Quantcast

Death Toll Climbs as Weather Experts Link Pakistan Heat Wave to Climate Change

Climate

Pakistan’s lack of preparedness in the face of increasingly intense weather events is being blamed for a growing death toll following what has been one of the most sustained heat waves in the country since records began.

And weather experts say that the extreme heat—which lasted for much of the second half of June, and was felt most in the southern province of Sindh—is linked to climate change.

Fetching water on another scorching hot day in Pakistan’s Sindh province. Photo credit: Vicki Francis/DFID / Wikimedia Commons

Ghulam Rasul, director general of the Pakistan Meteorological Department (PMD), told Climate News Network that the intense heat was caused by an unusually persistent area of low pressure over the Arabian Sea off Pakistan’s coast.

“Usually, in summer, cool winds blow from the sea to land, and in winter the situation is the opposite,” he said. “This moderates temperatures in the port city of Karachi, but this summer, this didn’t happen.”

Climate Task Force

Pervaiz Amir, formerly a member of a special task force on climate change set up by Nawaz Sharif, Pakistan’s prime minister, said: “The mortality from heatstroke could have been avoided had the Sindh provincial government responded to a heat wave forecast issued by the Pakistan Meteorological Department.”

Karachi, a city of nearly 20 million, was worst hit, with bodies piling up in the city’s morgues, and hospitals crammed with people suffering from severe heatstroke as daytime temperatures climbed to well over 40°C for extended periods.

About 65,000 heatstroke patients were treated at the city’s hospitals, and the death toll in southern Pakistan climbed above 1,200.

Chronic energy shortages—a common occurrence in Pakistan—added to the problem, and the heat wave came during Ramadan, the Muslim fasting period when people do not eat or drink during daylight hours.

Experts say Karachi has also suffered from what’s known as the urban heat island effect, with poor urban planning and a lack of green spaces making conditions even hotter.

Social workers say the majority of those who have died have been the poor and homeless. At one stage, Karachi’s cemeteries ran out of space for burying the dead.

Mohsin Iqbal, a climate scientist at the state-owned Global Change Impact Study Centre in Islamabad, says temperature increases in Pakistan are above the rise in average global temperatures.

Extreme Events

“This is leading to more extreme weather events, with floods and heat waves becoming more intense and frequent in recent years,” he says.

Climate experts say weather patterns throughout the Asian sub-continent are changing, with more intense periods of heat, delays in the monsoon season and a greater incidence of drought conditions.

In April and May this year, many parts of India were hit by an intense heat wave, causing the death of more than 2,000 people.

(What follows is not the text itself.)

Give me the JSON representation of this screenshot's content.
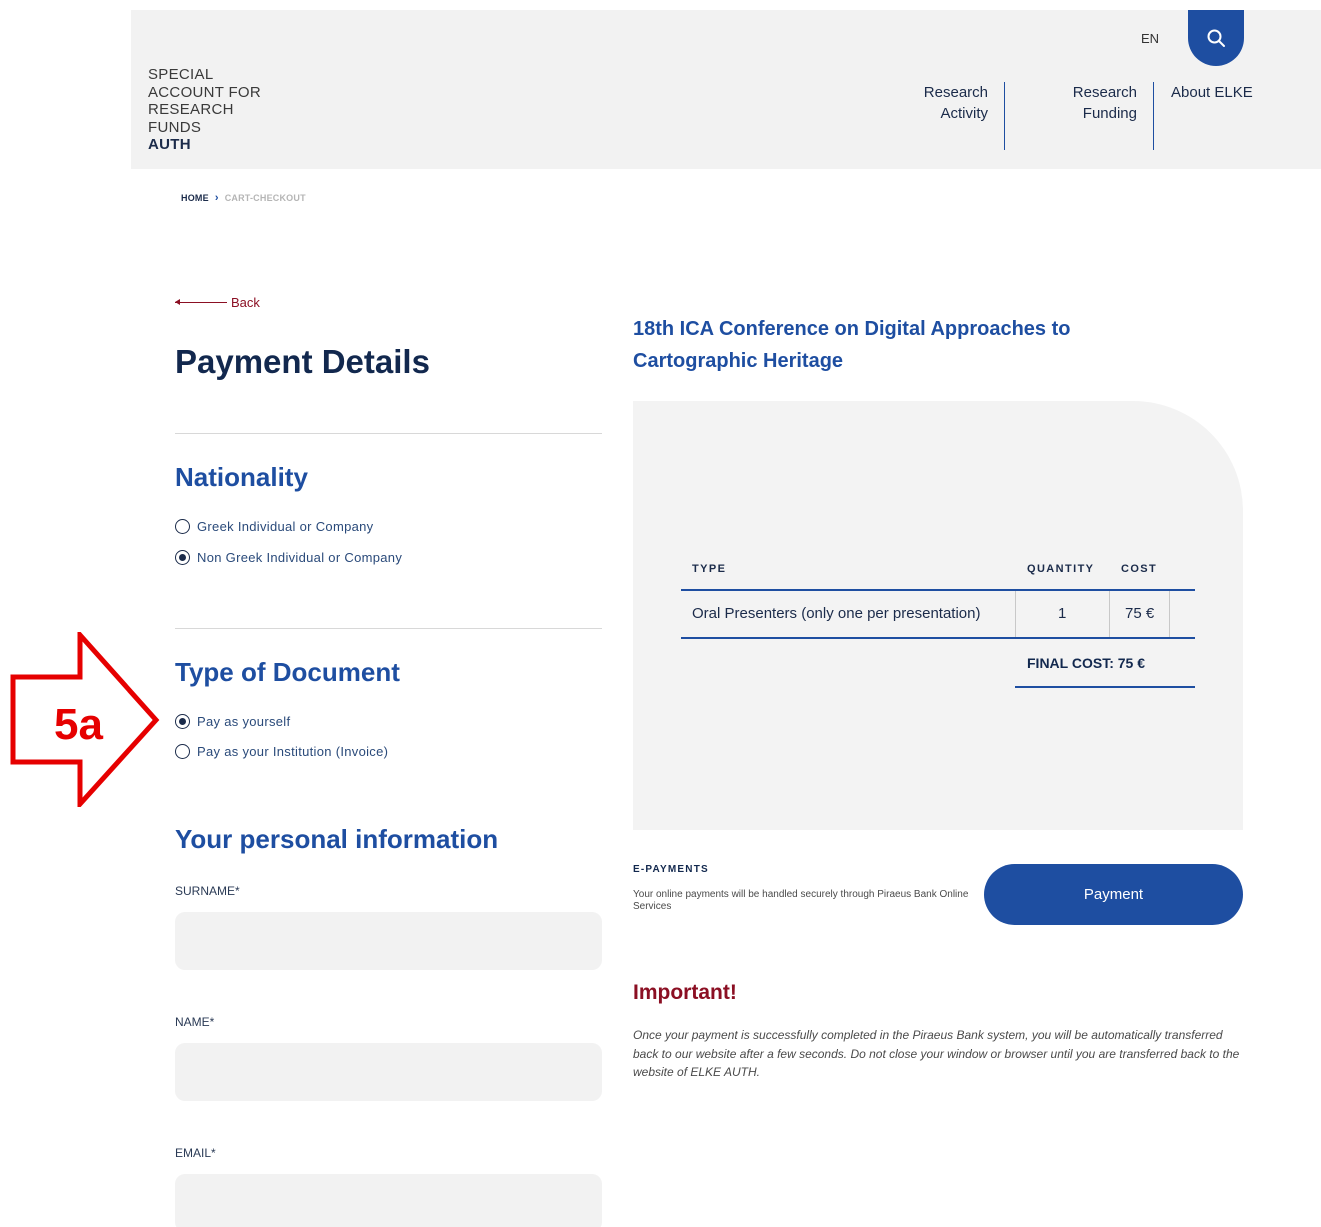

AccuWeather, a global forecasting service, says delays in the arrival of monsoon rains and further hot periods are likely to exacerbate drought conditions in Pakistan and northwest India in July and August, threatening crop production across a wide swathe of land.

YOU MIGHT ALSO LIKE

June 2015 Smashes Heat and Rainfall Records in U.S.

Think Today’s Refugee Crisis is Bad? Climate Change Will Make it a Lot Worse

8 Major Cities Running Out of Water

EcoWatch Daily Newsletter

Catherine Flessen / Flickr / CC BY-NC-ND 2.0

By Jillian Kubala, MS, RD

Non-perishable foods, such as canned goods and dried fruit, have a long shelf life and don't require refrigeration to keep them from spoiling. Instead, they can be stored at room temperature, such as in a pantry or cabinet.

Read More
Tero Vesalainen / iStock / Getty Images

By Julia Ries

  • Two flu strains are overlapping each other this flu season.
  • This means you can get sick twice from different flu strains.
  • While the flu vaccine isn't a perfect match, it's the best defense against the flu.

To say this flu season has been abnormal is an understatement.

Read More
Sponsored
Pexels

By Andrew Joseph Pegoda

At least 40 percent to 90 percent of American voters stay home during elections, evidence that low voter turnout for both national and local elections is a serious problem throughout the U.S.

Read More
Arx0nt / Moment / Getty Images

By Alina Petre, MS, RD

Vitamin D, also known as the sunshine vitamin, is a fat-soluble vitamin essential for optimal health.

Read More
Plastic waste that started as packaging clogs tropical landfills. apomares / iStock / Getty Images

By Clyde Eiríkur Hull and Eric Williams

Countries around the world throw away millions of tons of plastic trash every year. Finding ways to manage plastic waste is daunting even for wealthy nations, but for smaller and less-developed countries it can be overwhelming.

Read More